In the summer of 2003 I was invited to Homosassa, Florida, to inspect and evaluate the classic car collection of Dr. Donald Vesley. He had recently passed away and his longtime girlfriend, Linda was handling the estate. After viewing the cars, Linda asked me to also look at his classic boat collection. I asked if any of the runabouts were for sale. One thing led to another and we ended up purchasing six of the eight mahogany boats. The six boats were as follows:
- 1926 Hacker, 26ft triple cockpit.
- 1940 Chris-Craft, 19ft barrelback.
- 1935 Garwood Speedster.
- 1947 Western Fairliner Torpedo.
- 1931 Dodge 21A double cockpit.
- 1941 Chris-Craft Hydroplane.
When my wife, Deborah and I returned to San Diego, we realized that buying the boats was the easy part. Transporting the six boats and two spare motors, from Florida back to San Diego, was going to be the hard part. To save time and money, we hired a truck that could carry five of the six boats, the sixth boat was traded immediately. We also needed to hire a crane to lift the boats by straps and set them on cradles. This took about 8 hours, both in Florida and San Diego. All five boats were put in our warehouse and we started the process of cleaning them. The boats were filthy from their travels, including a layer of white powder from driving through construction sites.
Next, we had to investigate what we had actually purchased, something we should have done prior to buying them. After many hours of phone calls, we had a very good idea of the history of these boats. The boats we still had questions on were- The Garwood Speedster, many replicas had been produced. The Chris-Craft Hydroplane, we had never seen a 16ft Hydroplane. And, the Dodge 21A, a very rare runabout, which was the most photographed boat in the Dodge book.
We called Dave Lobb in Seattle, and sent him photos of all six boats. Remarkably, he had done restorations on two of the boats. He recognized the Dodge 21A by its name, R-U-Serious. He said it was a very original, and solid boat prior to the restoration. The second boat was the 1941 Hydroplane, which was sent to Seattle back in 1941, where it spent most of its days. The Hydroplane, he stated, was restored, but most of the boat is still original. He also recognized its name, Cheers.

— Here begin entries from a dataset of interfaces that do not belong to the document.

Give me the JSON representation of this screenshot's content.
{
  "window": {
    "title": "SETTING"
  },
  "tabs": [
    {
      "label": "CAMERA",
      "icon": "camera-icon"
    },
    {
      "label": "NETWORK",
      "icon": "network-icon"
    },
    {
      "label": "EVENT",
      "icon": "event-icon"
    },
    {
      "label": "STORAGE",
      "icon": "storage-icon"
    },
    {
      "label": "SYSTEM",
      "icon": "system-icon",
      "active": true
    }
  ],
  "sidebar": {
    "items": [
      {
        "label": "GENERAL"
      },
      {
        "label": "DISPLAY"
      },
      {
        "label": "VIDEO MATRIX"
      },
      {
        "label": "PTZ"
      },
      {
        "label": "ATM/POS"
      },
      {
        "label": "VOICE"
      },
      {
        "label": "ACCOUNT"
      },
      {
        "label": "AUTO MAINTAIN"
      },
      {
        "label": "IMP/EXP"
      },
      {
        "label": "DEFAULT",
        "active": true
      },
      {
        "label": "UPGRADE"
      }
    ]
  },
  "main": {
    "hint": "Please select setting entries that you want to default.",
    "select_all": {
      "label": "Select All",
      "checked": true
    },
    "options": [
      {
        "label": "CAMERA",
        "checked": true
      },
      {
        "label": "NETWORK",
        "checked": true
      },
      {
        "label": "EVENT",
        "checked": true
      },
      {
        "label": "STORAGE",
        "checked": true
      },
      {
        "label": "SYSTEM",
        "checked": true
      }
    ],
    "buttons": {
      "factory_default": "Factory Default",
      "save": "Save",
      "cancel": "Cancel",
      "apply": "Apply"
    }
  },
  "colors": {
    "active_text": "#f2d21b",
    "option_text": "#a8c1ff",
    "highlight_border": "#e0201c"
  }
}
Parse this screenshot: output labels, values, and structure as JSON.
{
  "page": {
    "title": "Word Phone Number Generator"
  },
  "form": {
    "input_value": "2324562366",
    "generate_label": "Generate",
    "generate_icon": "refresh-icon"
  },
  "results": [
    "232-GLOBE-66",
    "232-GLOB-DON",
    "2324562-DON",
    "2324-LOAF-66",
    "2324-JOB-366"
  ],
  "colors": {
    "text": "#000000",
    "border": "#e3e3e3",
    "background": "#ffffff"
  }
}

We spoke to him about the Garwood Speedster as well. He stated that all remaining speedsters were accounted for and it was more than likely that ours was a replica, but suggested I call Tony Mollica, as he had all of the original serial numbers for the speedsters produced in 1935. Tony received our photos, and the serial numbers of our boat, which we found on the seat bottoms, and seat backs, etc. Tony said this was absolutely an original speedster. He said that our speedster, along with two others, were sold in 1941, and all three went to Ohio. The interesting thing is, the seat backs on our boat had different numbers than the numbers found elsewhere on the boat. Tony said the seat backs on these three boats had been removed, and the seat back in our boat belonged to one of the other three boats. We now have a certificate of authenticity for our speedster.
We still have four of the boats in our possession, we’ve had all the boats for twenty years, and we will probably find new custodians for them in the near future.
We hope you enjoyed the story and photos of our adventure, and Happy Boating!